It is safe to say that one of the things that the authors in this JEB special issue all have in common is that their introduction to the field was influenced, in large part, by their interaction with George – as students, post-docs or colleagues – and that his intellect and philosophical perspective on all things biochemical inspired in them a life-long passion to study the biochemical adaptations introduced in his books. After 44 years as a professor, George stresses that the transition to academic afterlife does not denote ‘retirement’ but is an opportunity to refocus his time and energy on working (with Lars Tomanek as co-author) on the next volume of Biochemical Adaptation. In many ways, the papers in this special issue set the stage for what this next volume is going to cover and reveal many new stories about the innovations at the biochemical level that allow organisms to occupy such a remarkable set of niches; they also represent the next generation of characters exploring a universe of fascinating stories.
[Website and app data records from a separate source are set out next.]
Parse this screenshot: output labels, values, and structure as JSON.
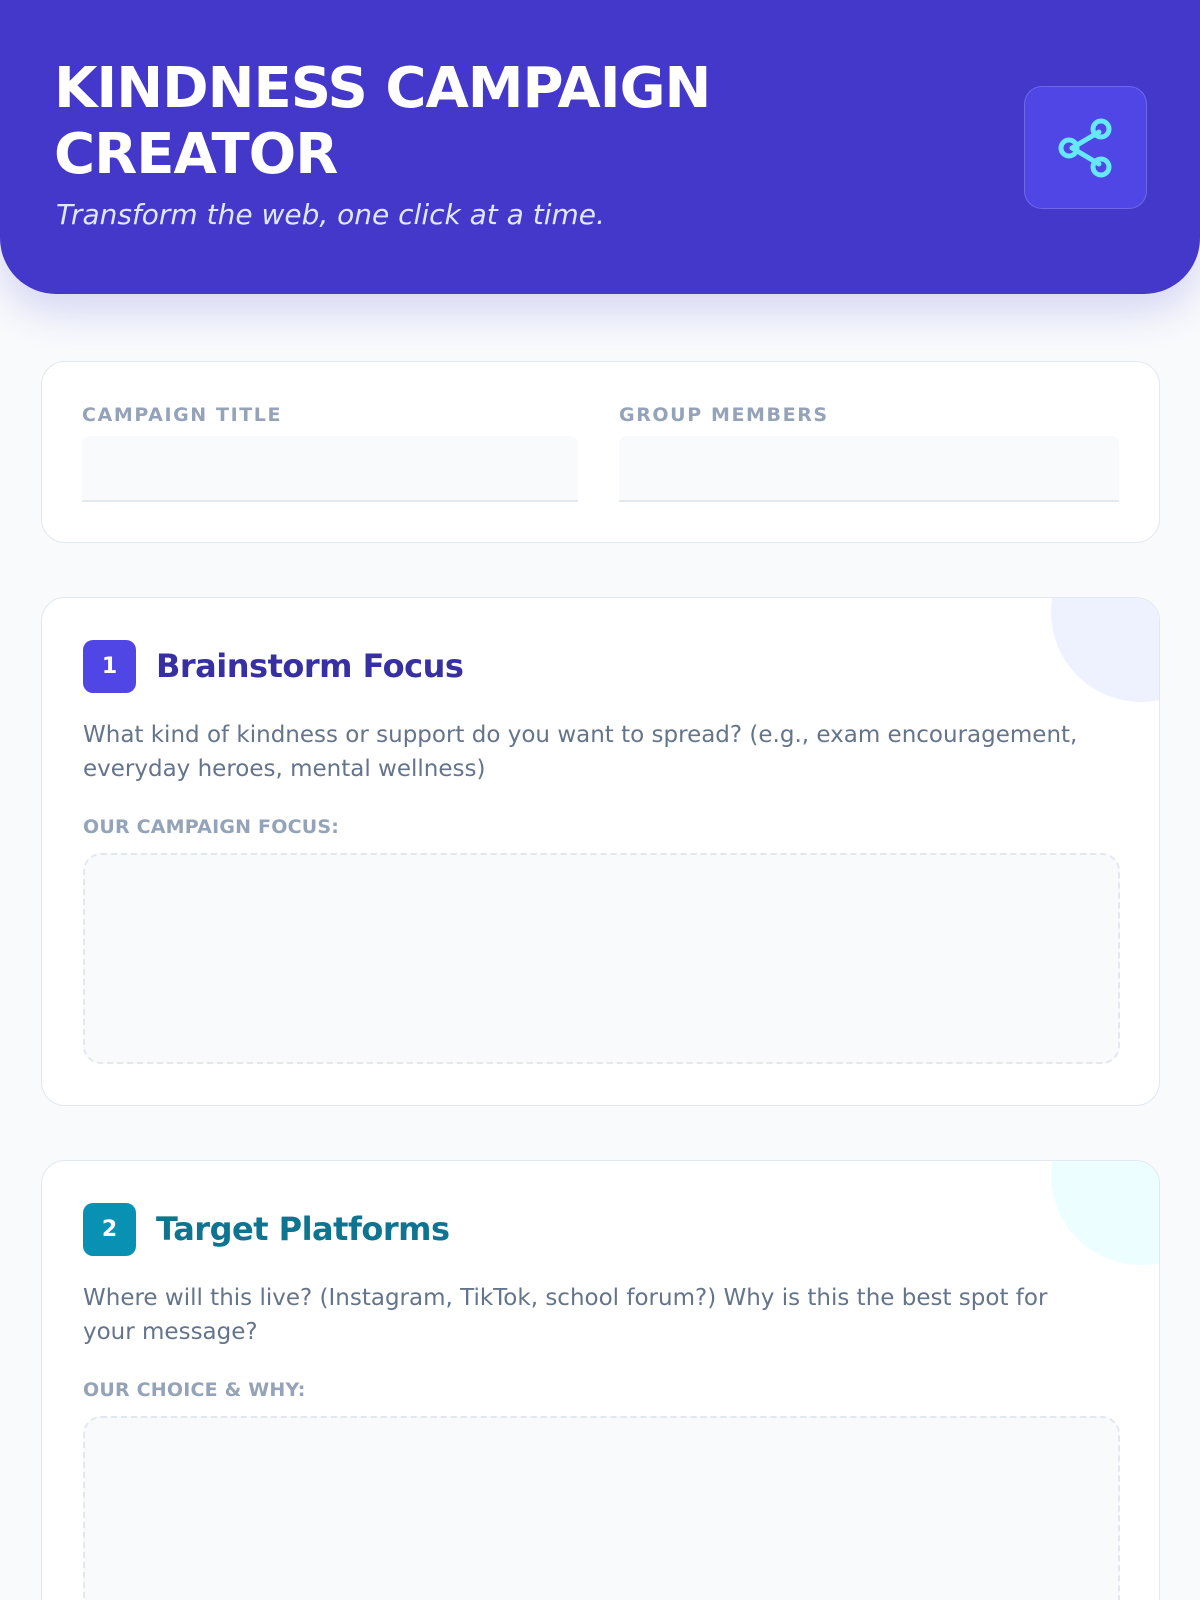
{
  "header": {
    "title": "KINDNESS CAMPAIGN CREATOR",
    "subtitle": "Transform the web, one click at a time.",
    "share_icon": "share-icon"
  },
  "meta": {
    "campaign_title_label": "CAMPAIGN TITLE",
    "campaign_title_value": "",
    "group_members_label": "GROUP MEMBERS",
    "group_members_value": ""
  },
  "steps": [
    {
      "number": "1",
      "title": "Brainstorm Focus",
      "prompt": "What kind of kindness or support do you want to spread? (e.g., exam encouragement, everyday heroes, mental wellness)",
      "answer_label": "OUR CAMPAIGN FOCUS:",
      "answer_value": ""
    },
    {
      "number": "2",
      "title": "Target Platforms",
      "prompt": "Where will this live? (Instagram, TikTok, school forum?) Why is this the best spot for your message?",
      "answer_label": "OUR CHOICE & WHY:",
      "answer_value": ""
    }
  ],
  "colors": {
    "header_bg": "#4338ca",
    "step1_accent": "#4f46e5",
    "step1_title": "#3730a3",
    "step1_deco": "#eef2ff",
    "step2_accent": "#0891b2",
    "step2_title": "#0e7490",
    "step2_deco": "#ecfeff",
    "share_icon": "#67e8f9"
  }
}
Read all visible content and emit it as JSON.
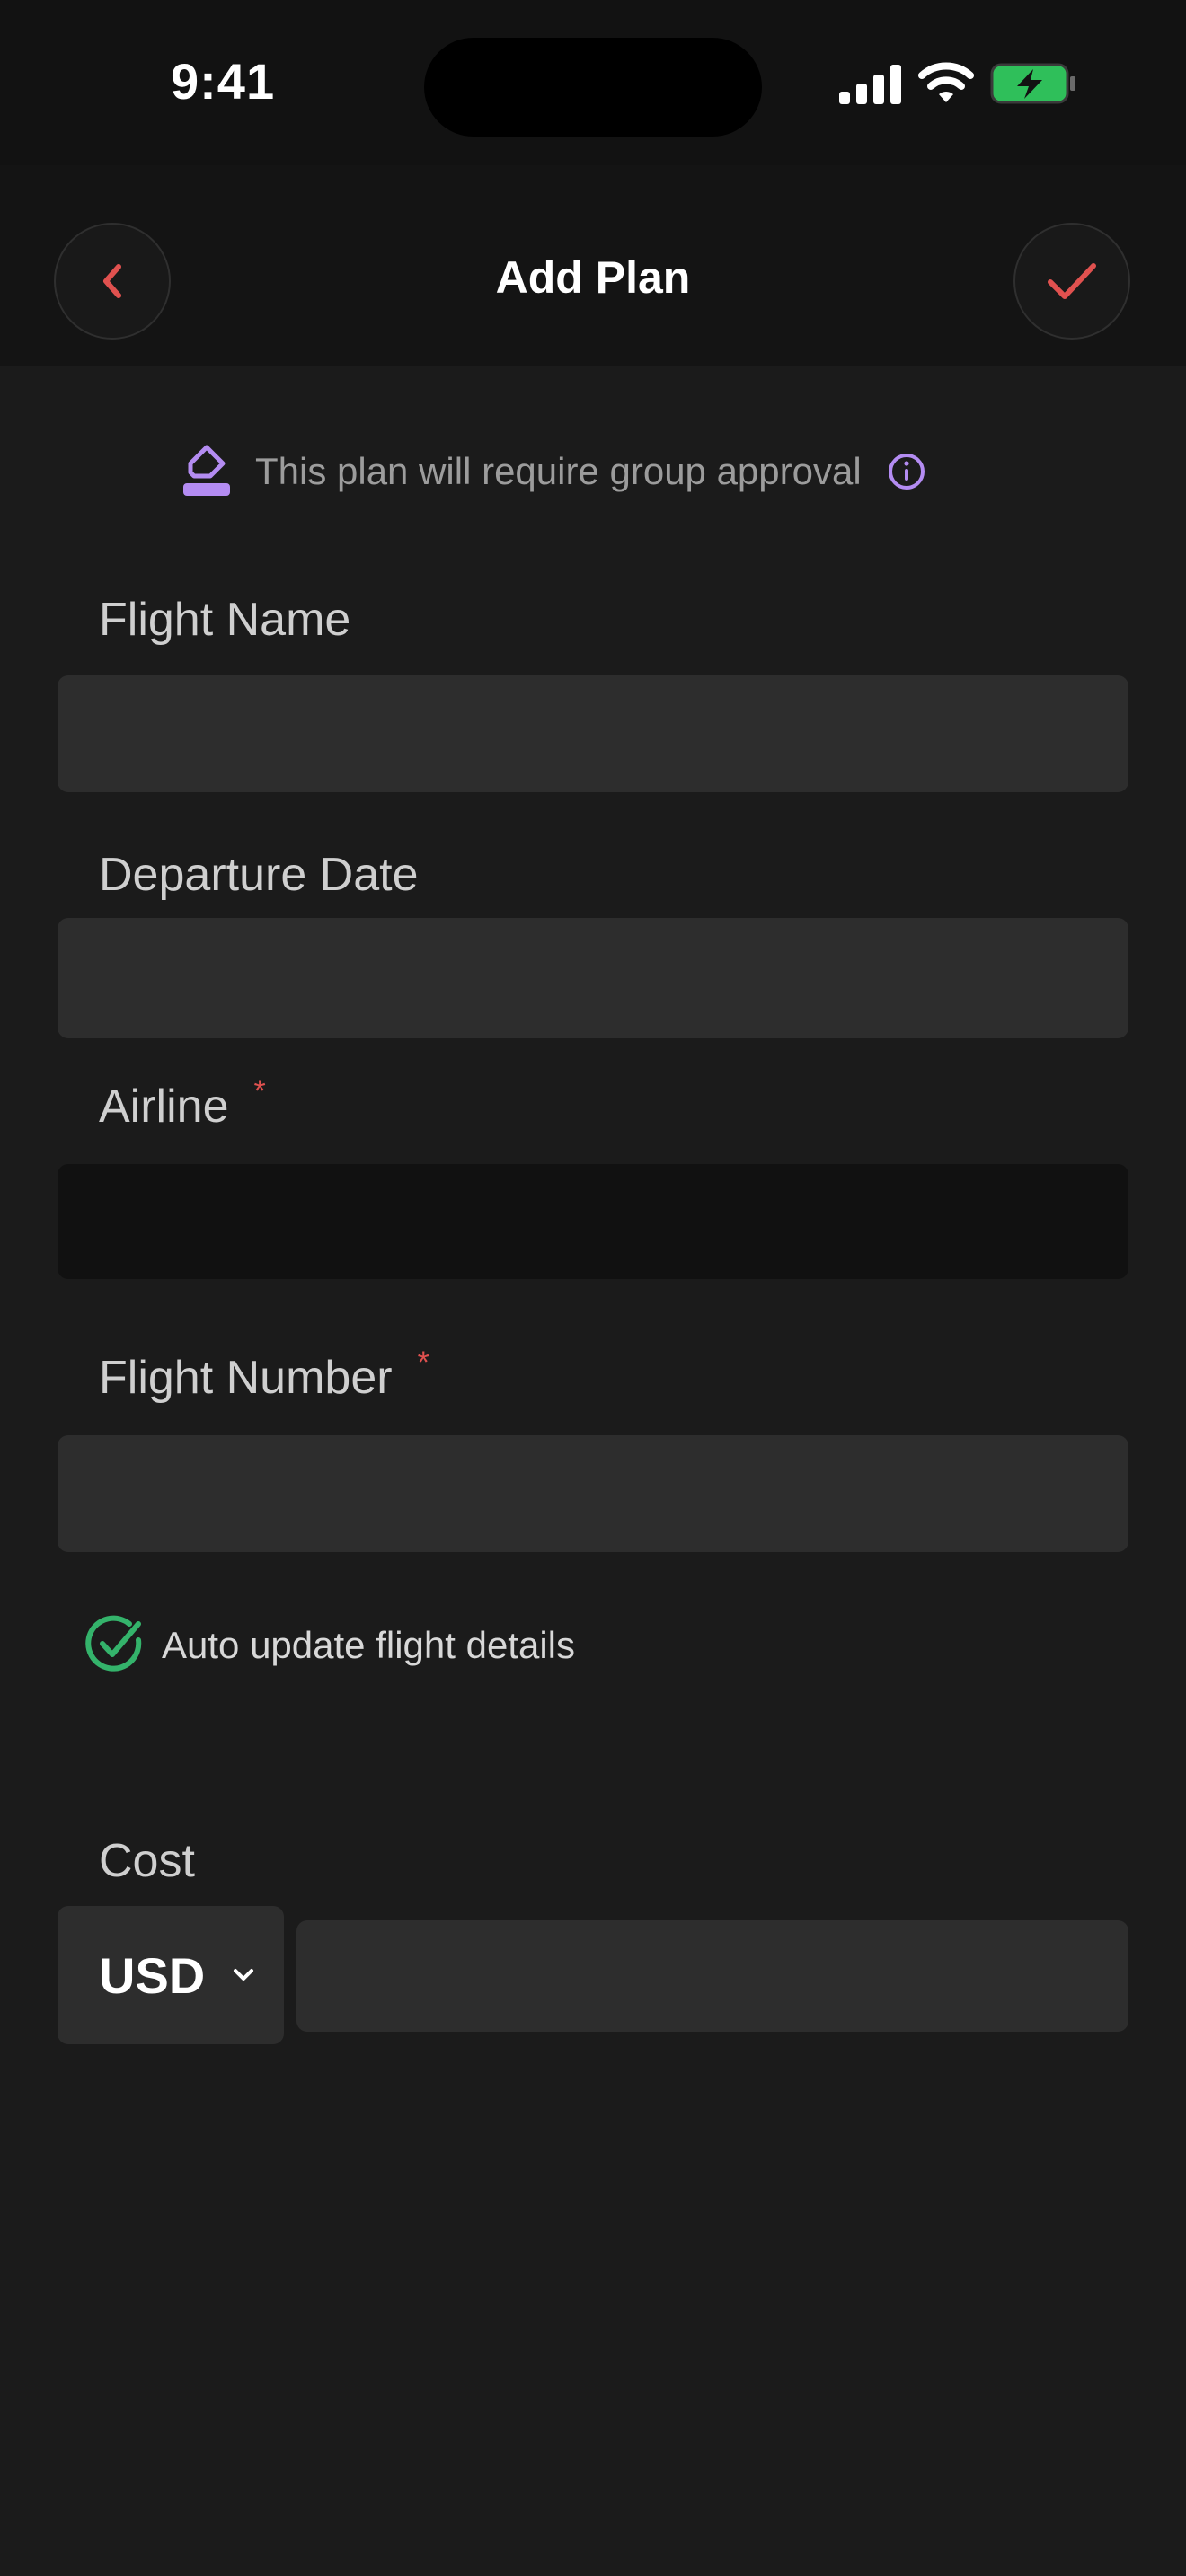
{
  "status_bar": {
    "time": "9:41",
    "icons": [
      "signal-icon",
      "wifi-icon",
      "battery-charging-icon"
    ],
    "battery_color": "#2fbf5a"
  },
  "header": {
    "title": "Add Plan",
    "back_icon": "chevron-left-icon",
    "confirm_icon": "checkmark-icon",
    "accent_color": "#e0514f"
  },
  "approval_notice": {
    "text": "This plan will require group approval",
    "icon": "eraser-icon",
    "info_icon": "info-icon",
    "accent_color": "#b48cf2"
  },
  "form": {
    "flight_name": {
      "label": "Flight Name",
      "value": "",
      "placeholder": ""
    },
    "departure_date": {
      "label": "Departure Date",
      "value": "",
      "placeholder": ""
    },
    "airline": {
      "label": "Airline",
      "required_mark": "*",
      "value": "",
      "placeholder": ""
    },
    "flight_number": {
      "label": "Flight Number",
      "required_mark": "*",
      "value": "",
      "placeholder": ""
    },
    "auto_update": {
      "label": "Auto update flight details",
      "checked": true,
      "color": "#34b36b"
    },
    "cost": {
      "label": "Cost",
      "currency": "USD",
      "value": "",
      "placeholder": ""
    }
  }
}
We hope that the papers in this issue inform and excite readers and stimulate them to make further contributions to the understanding of adaptation at the biochemical level. Our field has a distinguished history and its importance continues to grow. Much as comparative physiology can provide insights into how evolution has generated the biodiversity we see around us, this research discipline has great promise for serving a predictive role in analyzing what lies ahead, in a rapidly changing world that will prove a major test of the abilities of organisms to biochemically adapt to their environments.